• Description of the task: Among the entries, which lines carry the string "document"? Copy each of them.

==== Entries shown

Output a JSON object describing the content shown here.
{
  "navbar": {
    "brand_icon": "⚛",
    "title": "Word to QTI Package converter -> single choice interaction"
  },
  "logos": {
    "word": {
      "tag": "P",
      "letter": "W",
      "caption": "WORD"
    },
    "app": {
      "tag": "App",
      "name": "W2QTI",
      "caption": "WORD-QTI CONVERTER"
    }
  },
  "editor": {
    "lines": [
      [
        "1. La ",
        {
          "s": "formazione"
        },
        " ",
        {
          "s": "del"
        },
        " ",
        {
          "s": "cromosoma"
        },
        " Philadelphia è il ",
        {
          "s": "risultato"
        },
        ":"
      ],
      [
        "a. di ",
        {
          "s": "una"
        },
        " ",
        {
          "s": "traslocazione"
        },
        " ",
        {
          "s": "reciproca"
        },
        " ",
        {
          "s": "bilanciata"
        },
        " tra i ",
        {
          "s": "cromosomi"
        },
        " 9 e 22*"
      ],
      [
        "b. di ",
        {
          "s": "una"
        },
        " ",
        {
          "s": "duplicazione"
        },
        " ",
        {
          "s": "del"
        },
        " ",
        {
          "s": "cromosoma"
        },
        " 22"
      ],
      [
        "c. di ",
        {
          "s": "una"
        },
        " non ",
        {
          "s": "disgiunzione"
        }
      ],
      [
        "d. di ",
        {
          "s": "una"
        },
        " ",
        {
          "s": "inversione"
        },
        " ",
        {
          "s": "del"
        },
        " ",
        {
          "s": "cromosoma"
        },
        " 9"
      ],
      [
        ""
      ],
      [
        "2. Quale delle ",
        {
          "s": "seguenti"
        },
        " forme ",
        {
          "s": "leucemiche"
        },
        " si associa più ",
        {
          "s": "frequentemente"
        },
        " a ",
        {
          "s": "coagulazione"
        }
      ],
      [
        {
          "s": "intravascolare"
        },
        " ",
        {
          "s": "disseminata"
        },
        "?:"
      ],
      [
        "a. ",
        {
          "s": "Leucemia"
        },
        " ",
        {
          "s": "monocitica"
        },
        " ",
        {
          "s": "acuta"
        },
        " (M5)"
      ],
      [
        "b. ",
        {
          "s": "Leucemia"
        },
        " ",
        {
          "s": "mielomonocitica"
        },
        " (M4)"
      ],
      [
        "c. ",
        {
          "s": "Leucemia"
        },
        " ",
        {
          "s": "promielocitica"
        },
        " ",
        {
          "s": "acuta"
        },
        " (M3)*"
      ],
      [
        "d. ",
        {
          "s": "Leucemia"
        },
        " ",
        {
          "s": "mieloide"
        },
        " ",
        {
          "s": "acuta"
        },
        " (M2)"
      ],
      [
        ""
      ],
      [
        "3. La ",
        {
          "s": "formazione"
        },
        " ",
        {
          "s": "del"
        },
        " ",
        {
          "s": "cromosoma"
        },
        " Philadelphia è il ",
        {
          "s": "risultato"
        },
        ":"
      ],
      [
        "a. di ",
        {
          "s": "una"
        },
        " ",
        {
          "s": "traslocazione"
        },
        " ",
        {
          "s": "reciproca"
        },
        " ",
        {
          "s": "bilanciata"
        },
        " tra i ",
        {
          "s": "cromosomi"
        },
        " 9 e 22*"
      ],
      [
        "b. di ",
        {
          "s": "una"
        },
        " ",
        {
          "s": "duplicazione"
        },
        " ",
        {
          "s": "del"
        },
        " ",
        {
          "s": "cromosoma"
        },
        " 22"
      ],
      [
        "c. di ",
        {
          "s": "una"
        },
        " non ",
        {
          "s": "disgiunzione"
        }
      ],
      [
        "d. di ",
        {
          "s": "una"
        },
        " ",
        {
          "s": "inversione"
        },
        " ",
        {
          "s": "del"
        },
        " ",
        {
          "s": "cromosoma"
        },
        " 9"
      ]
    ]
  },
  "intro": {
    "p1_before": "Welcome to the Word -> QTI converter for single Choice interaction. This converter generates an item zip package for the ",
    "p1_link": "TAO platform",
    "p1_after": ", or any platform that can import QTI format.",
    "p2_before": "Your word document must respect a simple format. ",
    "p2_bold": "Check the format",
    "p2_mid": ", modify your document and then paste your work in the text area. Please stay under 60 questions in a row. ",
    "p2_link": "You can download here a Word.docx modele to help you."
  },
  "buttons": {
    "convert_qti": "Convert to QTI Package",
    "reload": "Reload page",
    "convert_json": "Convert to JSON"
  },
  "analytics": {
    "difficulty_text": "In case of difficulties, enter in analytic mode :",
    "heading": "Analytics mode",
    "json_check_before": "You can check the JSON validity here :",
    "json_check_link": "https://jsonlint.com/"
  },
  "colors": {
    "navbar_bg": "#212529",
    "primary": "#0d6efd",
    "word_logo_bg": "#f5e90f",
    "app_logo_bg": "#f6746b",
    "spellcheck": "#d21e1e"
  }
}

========

• Solution to this exercise:
    "p2_before": "Your word document must respect a simple format. ",
    "p2_mid": ", modify your document and then paste your work in the text area. Please stay under 60 questions in a row. ",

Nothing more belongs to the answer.